Russia has established two new Arctic defense forces to boost security along the Northern Sea Route.
The new forces will be involved in anti-assault, anti-sabotage and anti-aircraft defense and will come under the leadership of the navy’s Northern Fleet. News agency Izvestia states that the aim is to guarantee security in the passage and along adjacent coasts.
One of the forces is likely to be stationed in the Kola Peninsula along with the Russian Arctic Brigade, near Norway and Finland, local media reports. The other is likely to be based in Russia’s east.
“This is part of the important work on the integrated development of the Arctic zone along the Northern Sea Route, an area which today includes more than 70 major sites and ports,” General Mayor Yevgeny Nikiforov told Izvestia.
Figures from the Russian Association of Sea Ports show that cargo handling volumes in Russia’s northern ports grew by over 40 percent in 2016. Murmansk experienced the largest growth (50 percent), and the oil terminal at Varandey also experienced significant growth.

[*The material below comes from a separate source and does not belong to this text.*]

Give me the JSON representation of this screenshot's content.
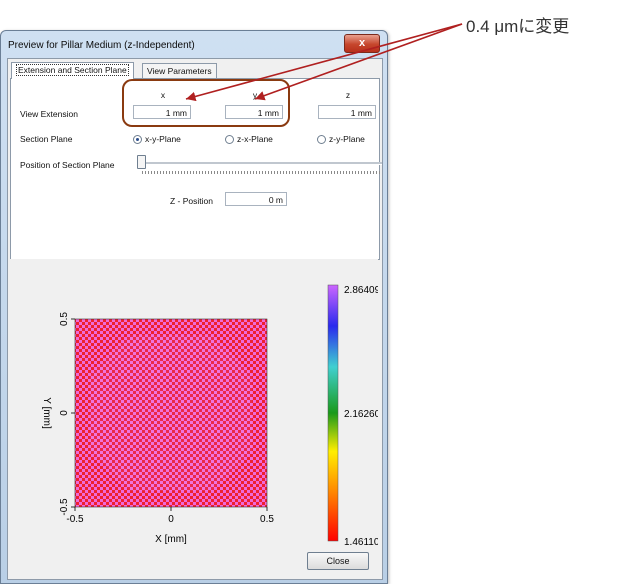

Colonel (Retired) Viktor Litovkin, now a TASS military expert, is reported as saying he believes it’s possible the new forces will use all-terrain vehicles in summer and snowmobiles in winter or light multi-purpose armored vehicles equipped with heavy machine guns, grenade launchers and flamethrowers. Short-range air defense missile systems could be deployed on snowmobiles or on stationary platforms.
“The goal is to cover the Bering Strait with their destructive potential so that foreign combat ships with air defense systems and long-range cruise missiles do not move westward along the strait,” said Litovkin in TASS.
In the past two years, Russia has opened six military bases in the Arctic. Late last year, Russia’s Northern Fleet began operations at the nation’s northernmost military base - in the New Siberian Islands. More Arctic bases are expected to be operational soon.
Russia is currently building several nuclear-powered icebreakers. The lead ship, Arktika, was launched last year. During the winter, the ice along the Northern Sea Route varies in thickness from 1.2 to 2.0 meters (3.9 to 6.5 feet). The ice in central parts of the Arctic Ocean is on average 2.5 meters (8.2 feet) thick. Arktika-class icebreakers can force through this ice at speeds up to 10 knots.
The nation is now said to be designing a super-icebreaker capable of navigating through ice four to five meters (16 feet) thick.